According to today’s papersit wasn’t the derisory contents of May’s plan that blew it but the prime minister herself. The first error was her forceful op-ed in German paper Welt, which she read out during her paltry ten-minute slot at the dinner. EU leaders were apparently offended by the article’s “aggressive” tone. We’re led to believe she then lost diplomatic points for dismissing outright EU chief negotiator Michel Barnier’s plan for a customs border to be wedged between Northern Ireland and the rest of the United Kingdom, even though that idea was binned long ago. Reports of Liam Fox taking the laudable step of re-regulating British agriculture to facilitate trade deals with the US and Australia are also thought to have ruffled delicate feathers.

Nonsense! We always knew Chequers was going to get chucked. The likes of Barnier and his compatriot Emmanuel Macron have said so. The normally supportive President of the European Council, Donald Tusk had refused to endorse it, and that’s before we get to the countless comments made by smug EU diplomats over the summer.

The revelation from this week’s summit was not that Chequers is bad, but that May and her advisers really are as naïve as we’ve long suspected. How on earth did they think the Salzburg summit would serve as anything other than a ruthless takedown of the PM’s proposal, exerting maximum pressure right before the Tory party conference? They should have been prepared to absorb the inevitable shock, not turn up in Austria with extra dynamite.

“Enough is enough, time to tell the arrogant, unelected EU bullies where to go. No British Prime Minister should be treated like this,” tweeted Nigel Farage. Quite.

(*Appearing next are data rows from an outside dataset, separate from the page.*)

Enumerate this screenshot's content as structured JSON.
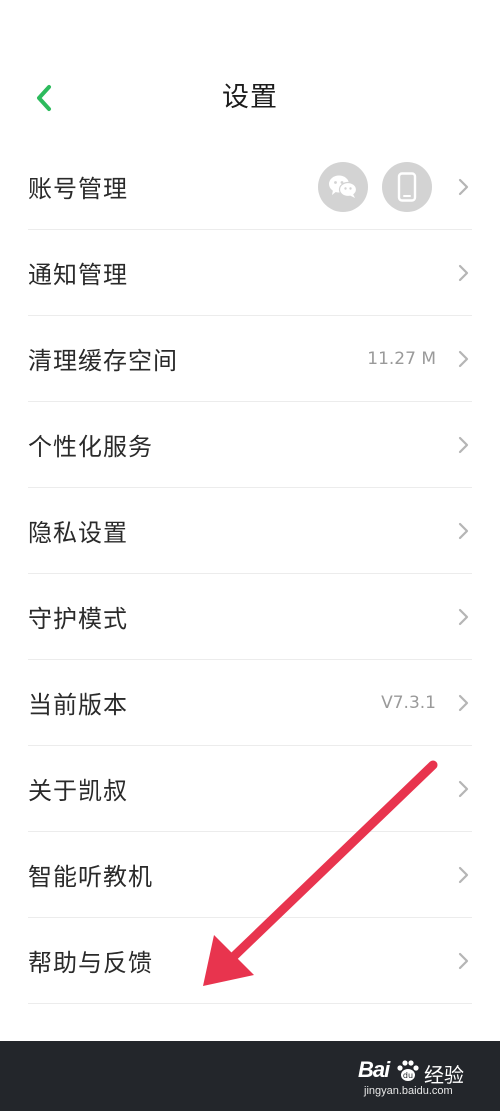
{
  "header": {
    "title": "设置",
    "back_icon": "chevron-left-icon",
    "accent_color": "#2dbb5d"
  },
  "settings": {
    "items": [
      {
        "label": "账号管理",
        "value": "",
        "bound_accounts": [
          "wechat-icon",
          "phone-icon"
        ]
      },
      {
        "label": "通知管理",
        "value": ""
      },
      {
        "label": "清理缓存空间",
        "value": "11.27 M"
      },
      {
        "label": "个性化服务",
        "value": ""
      },
      {
        "label": "隐私设置",
        "value": ""
      },
      {
        "label": "守护模式",
        "value": ""
      },
      {
        "label": "当前版本",
        "value": "V7.3.1"
      },
      {
        "label": "关于凯叔",
        "value": ""
      },
      {
        "label": "智能听教机",
        "value": ""
      },
      {
        "label": "帮助与反馈",
        "value": ""
      }
    ]
  },
  "annotation": {
    "color": "#e8344e"
  },
  "watermark": {
    "brand": "Bai",
    "brand_cn": "经验",
    "url": "jingyan.baidu.com"
  }
}
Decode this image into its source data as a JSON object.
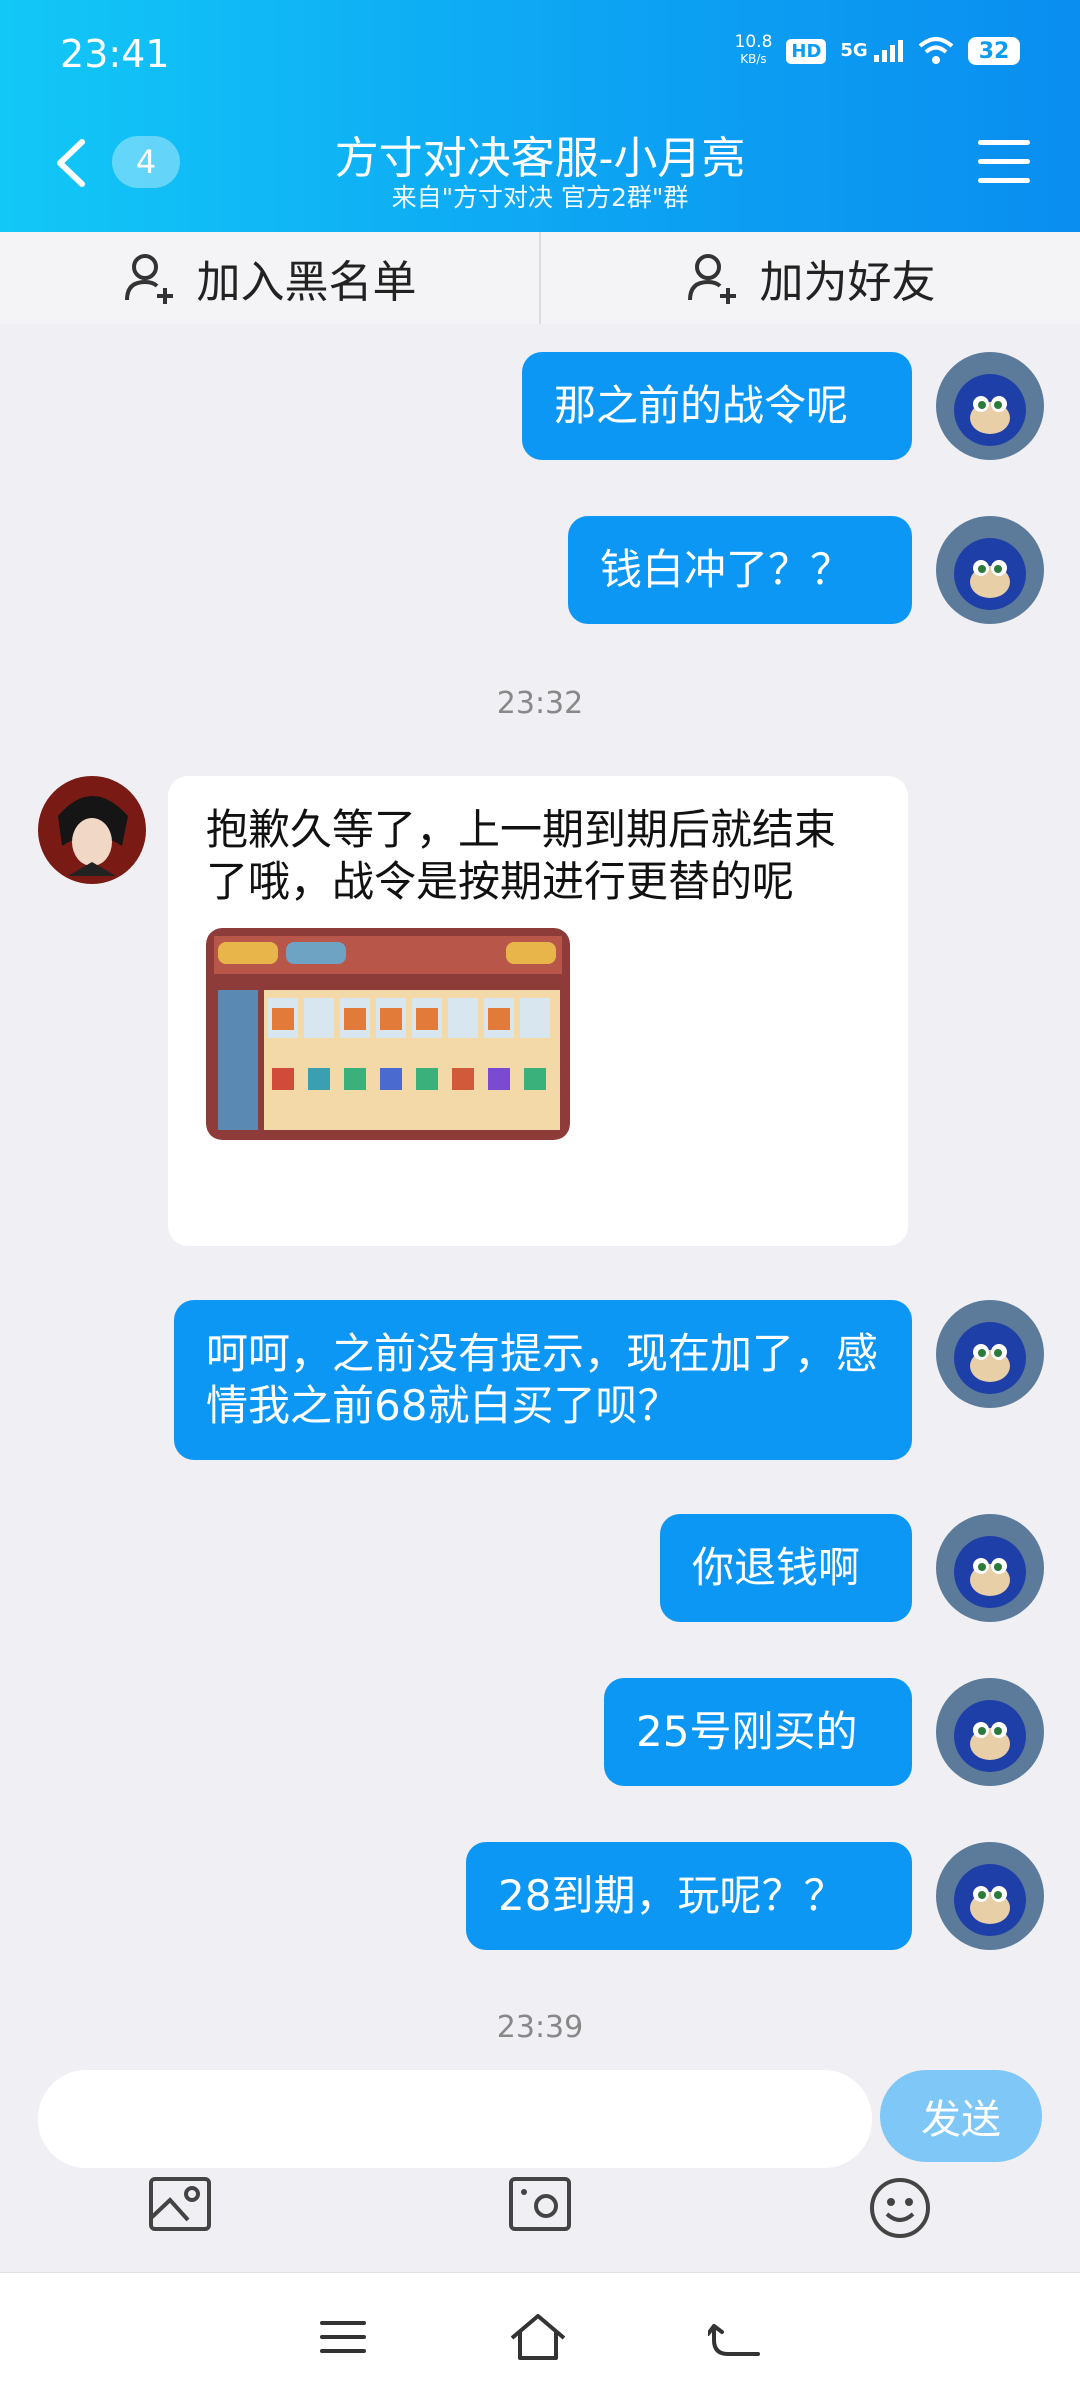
{
  "status_bar": {
    "time": "23:41",
    "speed_value": "10.8",
    "speed_unit": "KB/s",
    "hd": "HD",
    "network": "5G",
    "battery": "32"
  },
  "header": {
    "unread_count": "4",
    "title": "方寸对决客服-小月亮",
    "subtitle": "来自\"方寸对决 官方2群\"群"
  },
  "actions": {
    "blacklist": "加入黑名单",
    "add_friend": "加为好友"
  },
  "messages": {
    "m1": "那之前的战令呢",
    "m2": "钱白冲了？？",
    "t1": "23:32",
    "m3": "抱歉久等了，上一期到期后就结束了哦，战令是按期进行更替的呢",
    "m4": "呵呵，之前没有提示，现在加了，感情我之前68就白买了呗？",
    "m5": "你退钱啊",
    "m6": "25号刚买的",
    "m7": "28到期，玩呢？？",
    "t2": "23:39"
  },
  "composer": {
    "placeholder": "",
    "send_label": "发送"
  },
  "colors": {
    "header_start": "#12c8f7",
    "header_end": "#0a8ef0",
    "outgoing_bubble": "#0d97f5",
    "send_button": "#7ec7f6"
  }
}
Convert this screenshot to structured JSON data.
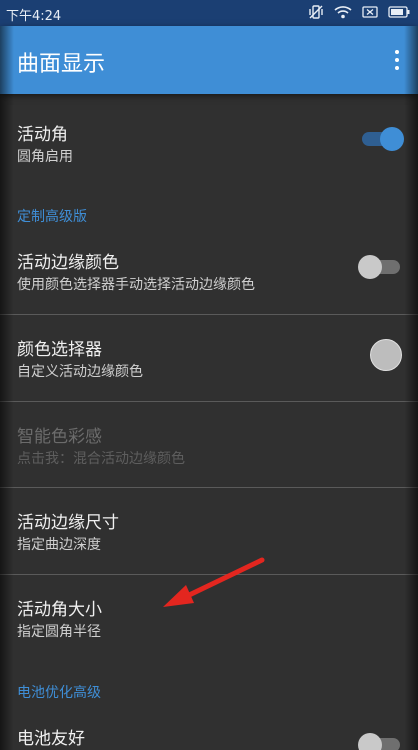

May was only given ten minutes to make her proposal on Wednesday, hardly appropriate at such a critical stage in an era-defining negotiation. The Remain side have now become so desperate, they’re using Macron’s gloating remarks to drum up support. Pathetic!

In today’s retaliatory speech May herself vented her disgust at the EU for slamming Chequers without a counterproposal. She should have gone a step further and hardened the line taken in yesterday’s post-summit press conference when she said, “If… it is not possible to reach a deal, then the British people can be confident that we will have done what is necessary to ensure we make a success of leaving the European Union, regardless of the terms on which we do so.”

The campaign towards a no deal must now gather greater momentum. “I believe this will go down to the wire… if we stay strong, keep the threat of No Deal on the table, then we will manage to achieve something that we actually want,” Blue Wave President Steven Woolfe told Sky News this week. “I think we shouldn’t be afraid of a free trade deal on the basis of World Trade Organisation,” said Jacob Rees-Mogg to the Express, adding:

“That is opening up trade with lots of other countries, there are opportunities to take it further and it would allow us to get on with the rest of the world sooner because it wouldn’t have an implementation period.”

Tuesday’s report by the government’s Migration Advisory Committee (MAC), may prove to be a game changer. The report draws the distinction between high-earning migrants providing a net benefit to HM Treasury and those that do not. Open borders mean it is impossible for the authorities to differentiate between the two. The report recommends a prejudicial, skills-based immigration policy. Common sense to readers of this newsletter, but as the Salzburg fiasco has demonstrated, that’s not something to be expected from the metropolitan establishment. MAC deserves huge credit for smashing the liberal consensus. You can read our breakdown here, and this rousing editorialby Westmonster’s Michael Heaver.

Following on from last week’s stunning verdict in the High Court against the pro-Remain Electoral Commission in favour of Vote Leave, the EC sheepishly announced it had failed to find Ukip at fault in its punishing investigation into suspected “impermissible donations”.

Even if the EU refuses to change, signs of positive transformation are beginning to appear at home. Chequers is dead, long live the no deal.